> _EXERCISE AIM_
Check every line of the material below for the string "summary", and return the ones that have it.

---

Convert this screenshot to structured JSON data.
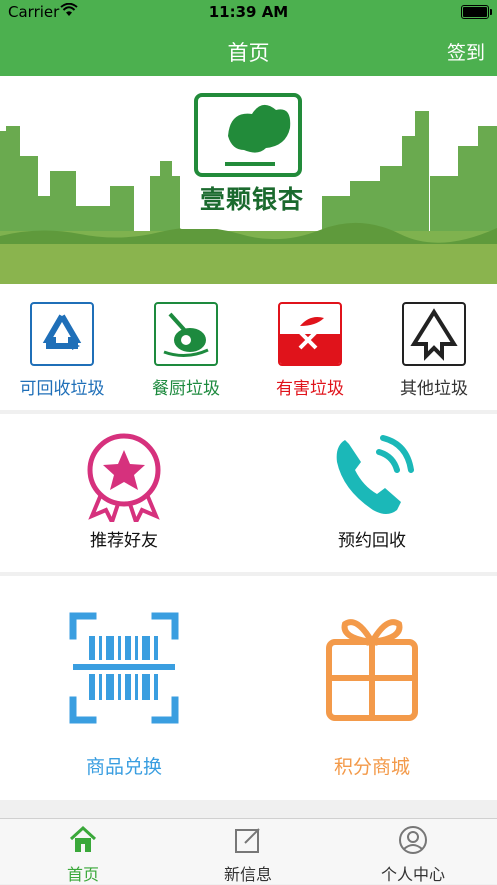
{
  "status": {
    "carrier": "Carrier",
    "time": "11:39 AM"
  },
  "nav": {
    "title": "首页",
    "right": "签到"
  },
  "banner": {
    "brand": "壹颗银杏",
    "slides": 3,
    "active_slide": 0
  },
  "categories": [
    {
      "label": "可回收垃圾",
      "color": "#1f6fb8"
    },
    {
      "label": "餐厨垃圾",
      "color": "#1d8a3e"
    },
    {
      "label": "有害垃圾",
      "color": "#e0131b"
    },
    {
      "label": "其他垃圾",
      "color": "#333333"
    }
  ],
  "features": [
    {
      "label": "推荐好友",
      "color": "#d6317d"
    },
    {
      "label": "预约回收",
      "color": "#1bb8b8"
    }
  ],
  "features2": [
    {
      "label": "商品兑换",
      "color": "#3a9ee0"
    },
    {
      "label": "积分商城",
      "color": "#f39a4a"
    }
  ],
  "tabs": [
    {
      "label": "首页",
      "active": true
    },
    {
      "label": "新信息",
      "active": false
    },
    {
      "label": "个人中心",
      "active": false
    }
  ]
}
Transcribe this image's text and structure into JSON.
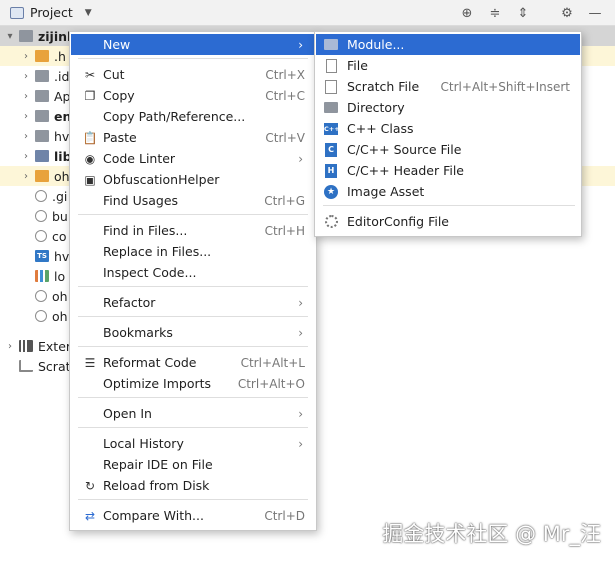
{
  "header": {
    "title": "Project",
    "tools": [
      "target-icon",
      "expand-all-icon",
      "collapse-all-icon",
      "gear-icon",
      "minimize-icon"
    ]
  },
  "tree": {
    "rows": [
      {
        "label": "zijinl",
        "bold": true,
        "arrow": "▾",
        "icon": "folder-gray"
      },
      {
        "label": ".h",
        "arrow": "›",
        "icon": "folder-orange"
      },
      {
        "label": ".id",
        "arrow": "›",
        "icon": "folder-gray"
      },
      {
        "label": "Ap",
        "arrow": "›",
        "icon": "folder-gray"
      },
      {
        "label": "en",
        "bold": true,
        "arrow": "›",
        "icon": "folder-gray"
      },
      {
        "label": "hv",
        "arrow": "›",
        "icon": "folder-gray"
      },
      {
        "label": "lib",
        "bold": true,
        "arrow": "›",
        "icon": "folder-blue"
      },
      {
        "label": "oh",
        "arrow": "›",
        "icon": "folder-orange"
      },
      {
        "label": ".gi",
        "arrow": "",
        "icon": "file-gear"
      },
      {
        "label": "bu",
        "arrow": "",
        "icon": "file-gear"
      },
      {
        "label": "co",
        "arrow": "",
        "icon": "file-gear"
      },
      {
        "label": "hv",
        "arrow": "",
        "icon": "file-ts"
      },
      {
        "label": "lo",
        "arrow": "",
        "icon": "file-bars"
      },
      {
        "label": "oh",
        "arrow": "",
        "icon": "file-gear"
      },
      {
        "label": "oh",
        "arrow": "",
        "icon": "file-gear"
      },
      {
        "label": "Exter",
        "arrow": "›",
        "icon": "file-lib"
      },
      {
        "label": "Scrat",
        "arrow": "",
        "icon": "file-scratch"
      }
    ]
  },
  "menu": {
    "new": {
      "label": "New",
      "submenu": "›"
    },
    "cut": {
      "label": "Cut",
      "shortcut": "Ctrl+X"
    },
    "copy": {
      "label": "Copy",
      "shortcut": "Ctrl+C"
    },
    "copy_path": {
      "label": "Copy Path/Reference..."
    },
    "paste": {
      "label": "Paste",
      "shortcut": "Ctrl+V"
    },
    "code_linter": {
      "label": "Code Linter",
      "submenu": "›"
    },
    "obfuscation": {
      "label": "ObfuscationHelper"
    },
    "find_usages": {
      "label": "Find Usages",
      "shortcut": "Ctrl+G"
    },
    "find_in_files": {
      "label": "Find in Files...",
      "shortcut": "Ctrl+H"
    },
    "replace_in_files": {
      "label": "Replace in Files..."
    },
    "inspect_code": {
      "label": "Inspect Code..."
    },
    "refactor": {
      "label": "Refactor",
      "submenu": "›"
    },
    "bookmarks": {
      "label": "Bookmarks",
      "submenu": "›"
    },
    "reformat": {
      "label": "Reformat Code",
      "shortcut": "Ctrl+Alt+L"
    },
    "optimize": {
      "label": "Optimize Imports",
      "shortcut": "Ctrl+Alt+O"
    },
    "open_in": {
      "label": "Open In",
      "submenu": "›"
    },
    "local_history": {
      "label": "Local History",
      "submenu": "›"
    },
    "repair_ide": {
      "label": "Repair IDE on File"
    },
    "reload": {
      "label": "Reload from Disk"
    },
    "compare": {
      "label": "Compare With...",
      "shortcut": "Ctrl+D"
    }
  },
  "submenu": {
    "module": {
      "label": "Module..."
    },
    "file": {
      "label": "File"
    },
    "scratch": {
      "label": "Scratch File",
      "shortcut": "Ctrl+Alt+Shift+Insert"
    },
    "directory": {
      "label": "Directory"
    },
    "cpp_class": {
      "label": "C++ Class",
      "icon_text": "C++"
    },
    "c_source": {
      "label": "C/C++ Source File",
      "icon_text": "C"
    },
    "c_header": {
      "label": "C/C++ Header File",
      "icon_text": "H"
    },
    "image_asset": {
      "label": "Image Asset"
    },
    "editorconfig": {
      "label": "EditorConfig File"
    }
  },
  "colors": {
    "selection": "#2c6bd2",
    "tree_highlight": "#fdf6d8"
  },
  "watermark": "掘金技术社区 @ Mr_汪"
}
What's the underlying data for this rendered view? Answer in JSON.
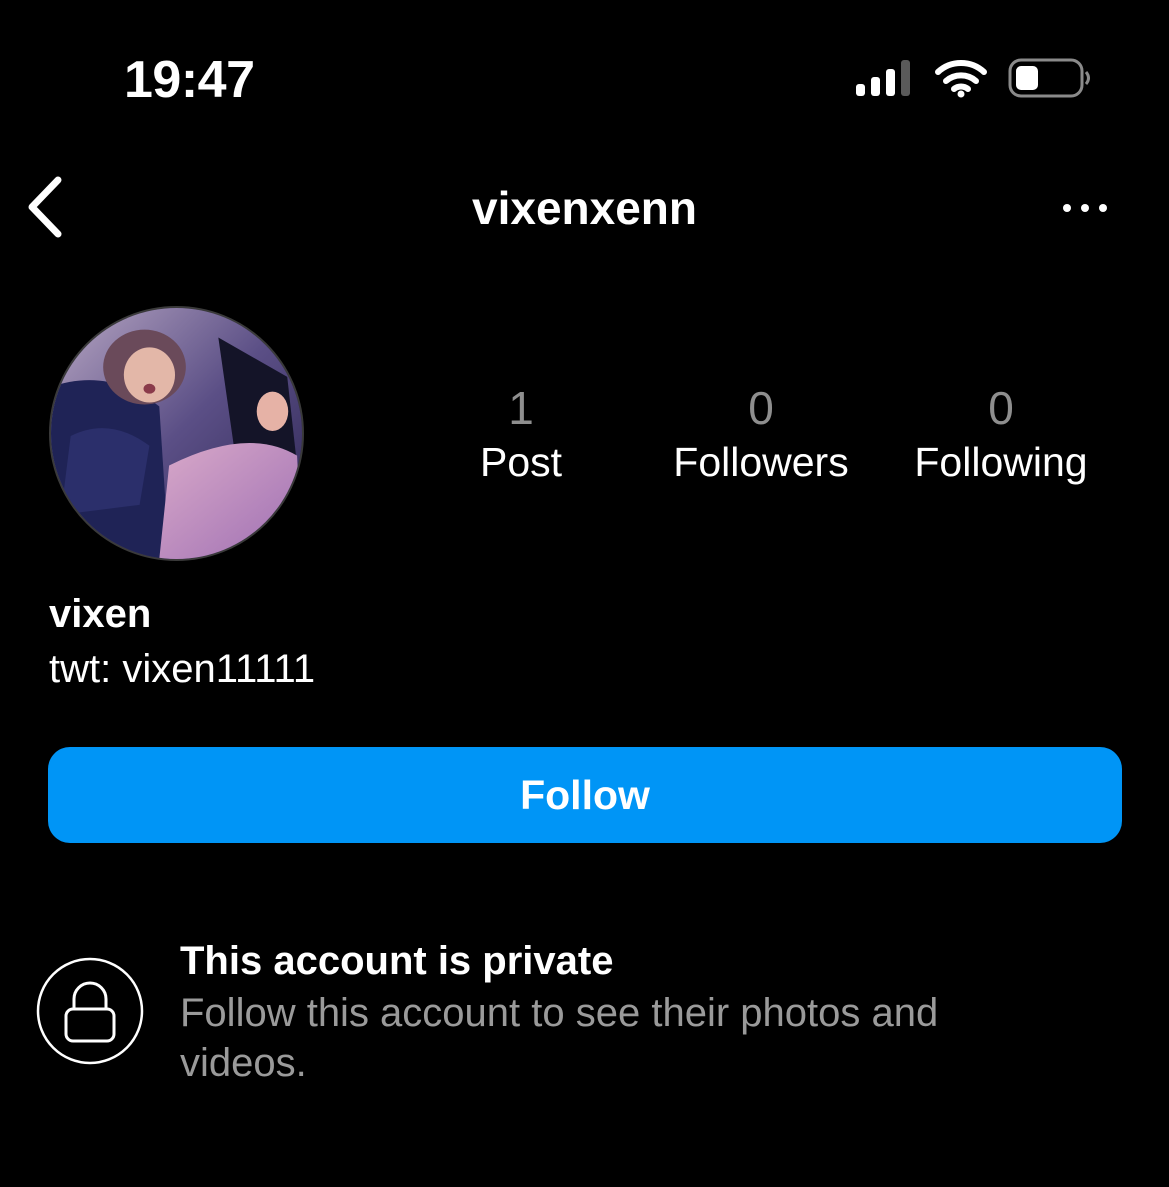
{
  "status_bar": {
    "time": "19:47",
    "icons": [
      "cellular-signal-icon",
      "wifi-icon",
      "battery-icon"
    ]
  },
  "header": {
    "username": "vixenxenn",
    "back_icon": "chevron-left-icon",
    "more_icon": "more-horizontal-icon"
  },
  "profile": {
    "stats": [
      {
        "count": "1",
        "label": "Post"
      },
      {
        "count": "0",
        "label": "Followers"
      },
      {
        "count": "0",
        "label": "Following"
      }
    ],
    "display_name": "vixen",
    "bio": "twt: vixen11111"
  },
  "actions": {
    "follow_label": "Follow"
  },
  "private_notice": {
    "icon": "lock-icon",
    "title": "This account is private",
    "description": "Follow this account to see their photos and videos."
  },
  "colors": {
    "background": "#000000",
    "accent": "#0095f6",
    "secondary_text": "#8e8e8e"
  }
}
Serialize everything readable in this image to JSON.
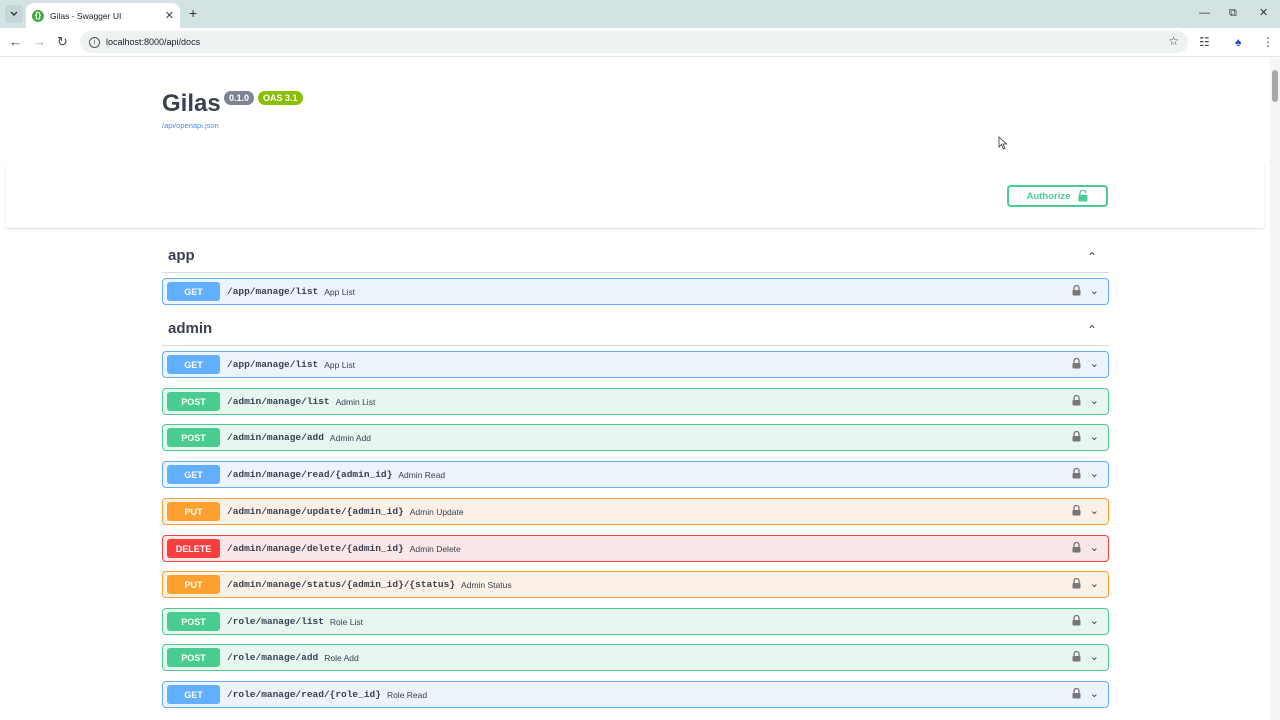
{
  "browser": {
    "tab_title": "Gilas - Swagger UI",
    "url": "localhost:8000/api/docs",
    "new_tab_label": "+",
    "tab_close": "✕"
  },
  "info": {
    "title": "Gilas",
    "version": "0.1.0",
    "oas": "OAS 3.1",
    "spec_url": "/api/openapi.json"
  },
  "authorize": {
    "label": "Authorize"
  },
  "sections": [
    {
      "name": "app"
    },
    {
      "name": "admin"
    }
  ],
  "operations": [
    {
      "method": "GET",
      "path": "/app/manage/list",
      "summary": "App List"
    },
    {
      "method": "GET",
      "path": "/app/manage/list",
      "summary": "App List"
    },
    {
      "method": "POST",
      "path": "/admin/manage/list",
      "summary": "Admin List"
    },
    {
      "method": "POST",
      "path": "/admin/manage/add",
      "summary": "Admin Add"
    },
    {
      "method": "GET",
      "path": "/admin/manage/read/{admin_id}",
      "summary": "Admin Read"
    },
    {
      "method": "PUT",
      "path": "/admin/manage/update/{admin_id}",
      "summary": "Admin Update"
    },
    {
      "method": "DELETE",
      "path": "/admin/manage/delete/{admin_id}",
      "summary": "Admin Delete"
    },
    {
      "method": "PUT",
      "path": "/admin/manage/status/{admin_id}/{status}",
      "summary": "Admin Status"
    },
    {
      "method": "POST",
      "path": "/role/manage/list",
      "summary": "Role List"
    },
    {
      "method": "POST",
      "path": "/role/manage/add",
      "summary": "Role Add"
    },
    {
      "method": "GET",
      "path": "/role/manage/read/{role_id}",
      "summary": "Role Read"
    }
  ],
  "colors": {
    "get": "#61affe",
    "post": "#49cc90",
    "put": "#fca130",
    "delete": "#f93e3e"
  }
}
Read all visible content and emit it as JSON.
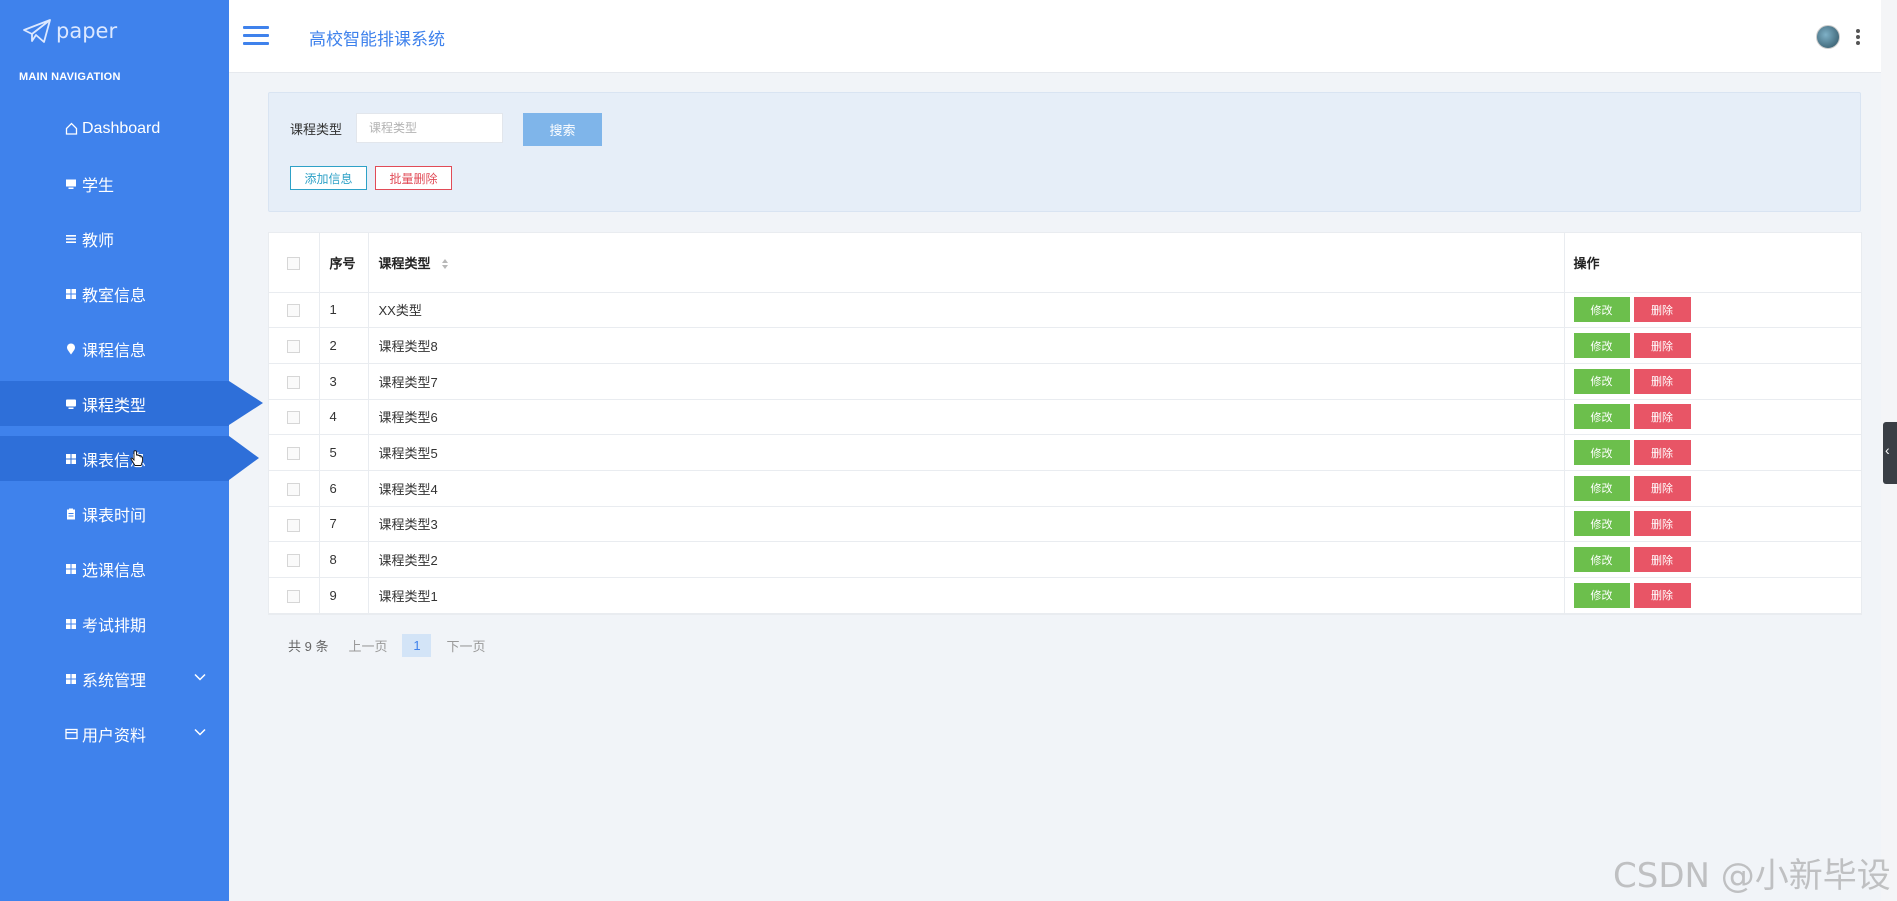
{
  "brand": {
    "name": "paper"
  },
  "nav": {
    "header": "MAIN NAVIGATION",
    "items": [
      {
        "label": "Dashboard",
        "icon": "home-icon"
      },
      {
        "label": "学生",
        "icon": "monitor-icon"
      },
      {
        "label": "教师",
        "icon": "list-icon"
      },
      {
        "label": "教室信息",
        "icon": "grid-icon"
      },
      {
        "label": "课程信息",
        "icon": "pin-icon"
      },
      {
        "label": "课程类型",
        "icon": "monitor-icon"
      },
      {
        "label": "课表信息",
        "icon": "grid-icon"
      },
      {
        "label": "课表时间",
        "icon": "clipboard-icon"
      },
      {
        "label": "选课信息",
        "icon": "grid-icon"
      },
      {
        "label": "考试排期",
        "icon": "grid-icon"
      },
      {
        "label": "系统管理",
        "icon": "grid-icon"
      },
      {
        "label": "用户资料",
        "icon": "card-icon"
      }
    ]
  },
  "topbar": {
    "title": "高校智能排课系统"
  },
  "search": {
    "label": "课程类型",
    "placeholder": "课程类型",
    "button": "搜索",
    "add_button": "添加信息",
    "batch_delete_button": "批量删除"
  },
  "table": {
    "headers": {
      "no": "序号",
      "type": "课程类型",
      "actions": "操作"
    },
    "rows": [
      {
        "no": "1",
        "type": "XX类型"
      },
      {
        "no": "2",
        "type": "课程类型8"
      },
      {
        "no": "3",
        "type": "课程类型7"
      },
      {
        "no": "4",
        "type": "课程类型6"
      },
      {
        "no": "5",
        "type": "课程类型5"
      },
      {
        "no": "6",
        "type": "课程类型4"
      },
      {
        "no": "7",
        "type": "课程类型3"
      },
      {
        "no": "8",
        "type": "课程类型2"
      },
      {
        "no": "9",
        "type": "课程类型1"
      }
    ],
    "edit_label": "修改",
    "delete_label": "删除"
  },
  "pagination": {
    "total": "共 9 条",
    "prev": "上一页",
    "page": "1",
    "next": "下一页"
  },
  "watermark": "CSDN @小新毕设",
  "colors": {
    "sidebar": "#3f82ec",
    "accent": "#3f82ec",
    "edit": "#6cbf4c",
    "delete": "#e85566"
  }
}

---

> _EXERCISE RESULT_
      "summary": "App List"
      "summary": "App List"
      "summary": "Admin List"
      "summary": "Admin Add"
      "summary": "Admin Read"
      "summary": "Admin Update"
      "summary": "Admin Delete"
      "summary": "Admin Status"
      "summary": "Role List"
      "summary": "Role Add"
      "summary": "Role Read"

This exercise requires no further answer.